In a society where over-consumption is being subtly encouraged and information overload desensitize some of us from acting on important issues, we need to stop and ask ourselves “when is enough enough?” Global temperatures have increased in concerning levels over the course of nearly 4 decades, causing more droughts and heat waves each year. Gun violence is at an all-time high, becoming a leading cause of death in the United States. Mental illness is increasing each year, ranking in at #1 in disabilities amongst those between the ages of 15-44. Social media has become a great tool in bringing awareness to these issues, but it’s time we hold the brands we adore, and ourselves, accountable in hopes of creating a safer, sustainable future. We’re currently living in a modern, materialistic society. We’re consuming a lot of natural resources per day and it is becoming vital to find balance on the fine line between competing needs — society’s need to be technologically and economically progressive and protecting the environment for everyone across the globe.
Despite the toxic work environments and environmental impact, consumers remain optimistic, believing companies have the power to influence societal change and address the issues facing us. These were a couple of the topics women-led diversity network Incorp[HER]ated tackled a few weeks ago during their second annual ‘Straight to Feet’ speaker series. Attendees, mostly women, gathered together to engage in thought-provoking conversations led by industry veterans, from an exclusive keynote on environmental sustainability to authenticity and purpose.
Environmental and social sustainability can be approached through different angles, but it all depends on your industry and brand mission. In 2012, the United Nations’ Conference on Sustainable Development came up with a list of 17 goals to work towards, such as achieving gender equality, conserve and sustainably use the oceans, and ensure inclusive and equitable quality education. Companies like adidas have already taken a stand in protecting the environment. The sportswear giant formed a partnership in 2015 with Parley for the Oceans, an environmental organization dedicated to addressing the threats towards the ocean through plastic pollution. Alas, the UltraBOOST Uncaged Parley was born, made with materials derived from 11 plastic recycled bottles per pair in the heel lining, shoe laces, and sock line covers.
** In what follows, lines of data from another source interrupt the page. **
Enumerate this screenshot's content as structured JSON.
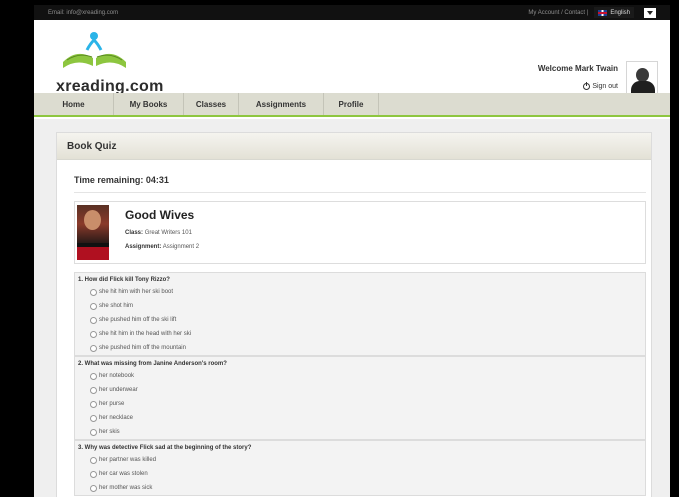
{
  "topbar": {
    "email": "Email: info@xreading.com",
    "links": "My Account / Contact |",
    "language": "English"
  },
  "header": {
    "logo_text": "xreading.com",
    "welcome": "Welcome Mark Twain",
    "sign_out": "Sign out"
  },
  "nav": {
    "items": [
      {
        "label": "Home"
      },
      {
        "label": "My Books"
      },
      {
        "label": "Classes"
      },
      {
        "label": "Assignments"
      },
      {
        "label": "Profile"
      }
    ]
  },
  "quiz": {
    "title": "Book Quiz",
    "time_remaining": "Time remaining: 04:31",
    "book": {
      "title": "Good Wives",
      "class_label": "Class:",
      "class_value": "Great Writers 101",
      "assignment_label": "Assignment:",
      "assignment_value": "Assignment 2"
    },
    "questions": [
      {
        "text": "1. How did Flick kill Tony Rizzo?",
        "options": [
          "she hit him with her ski boot",
          "she shot him",
          "she pushed him off the ski lift",
          "she hit him in the head with her ski",
          "she pushed him off the mountain"
        ]
      },
      {
        "text": "2. What was missing from Janine Anderson's room?",
        "options": [
          "her notebook",
          "her underwear",
          "her purse",
          "her necklace",
          "her skis"
        ]
      },
      {
        "text": "3. Why was detective Flick sad at the beginning of the story?",
        "options": [
          "her partner was killed",
          "her car was stolen",
          "her mother was sick"
        ]
      }
    ]
  }
}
“We can’t keep producing with the materials that we’re using because they’re not the right materials,” says Director of Communication Silvia Raccagni of Parley for the Oceans. “It’s all about the materials of the future that are in sync with nature and not against nature. It’s not just about how much product, but how the product is made.” This past summer, adidas announced their commitment to eliminate all use of virgin plastics in their products by 2024; this includes plastic in their offices, warehouses, distribution centers and retail stores, saving an estimated 40 tons of plastic per year. Major retailers like H&M have also begun working on implementing sustainability initiatives into their business fabric, while pioneering sustainable brands like Reformation make clothing out of eco-friendly materials and are transparent with their customers by sharing their environmental footprint.
Taking in the harsh data around pollution, climate change and even gender inequality can be emotionally overwhelming for some, but how do you incorporate emotion while communicating and connecting with their audience when working towards a more sustainable environment? Isis Arias from Complex says, “Mindfulness. It sounds silly but if you can treat people like humans, if you can be empathetic, that will make it go further.”
Being authentic is the name of the game and it can truly tarnish a brand, personal or not, once consumers get a sense of those who are hopping on the “woke wagon” for the sake of generating dollars or reaching a bigger audience. Brianna Ryce of The Move Collective believes staying true to your story and your consumer is a key to successful marketing in today’s digital era. “It’s super important in those meetings, in those spaces, to be that true voice to say ‘this is what they want.’” She continues, “You don’t always have to have the same experience, the same point of view that everyone else is having. You can tell them No, this actually wouldn’t work. I think this will work better. Just having that kind of voice to step back and say, “okay, this is how we should operate.”
It takes a certain type of willingness to unlearn ideologies that many have felt were important to have for a thriving business. It’s obvious that some brands have people in power, particularly men, who have biases about the female consumer. Truth is, some women just don’t want their own space; we want to be able to buy the same product and have the same experience as men. “We want an inclusive space, we don’t want to be segmented into our space with our own pink walls and special seating section,” says Jazerai Allen-Lord, Moment Engineer at Crush & Lovely. “We want to be included into the shopping spaces that everyone else is enjoying. We want to be part of the experience and not sideload off into a corner or this weird wall. We want our sizes to be on display, the same exact product just for us.”
People are no longer just buying what you make; people buy what you stand for. Purpose is the new luxury; the messaging, the cause and how it’s presented is crucial to getting your audience engaged and motivated to make a change. So what can be done? The consumers need to get involved just as much as the companies. Research which local organizations have programs focused on environmental conservation. When managers are deliberating on important business decisions, it should be a rule to ensure that everyone in the room is of a diverse background. Diversify the pool you’re hiring from. Get informed on what’s happening in your community. Be respectful towards one another. Creating these spaces and culture start with us. No one is going to do it for us.
- Tora Northman/HYPEBAE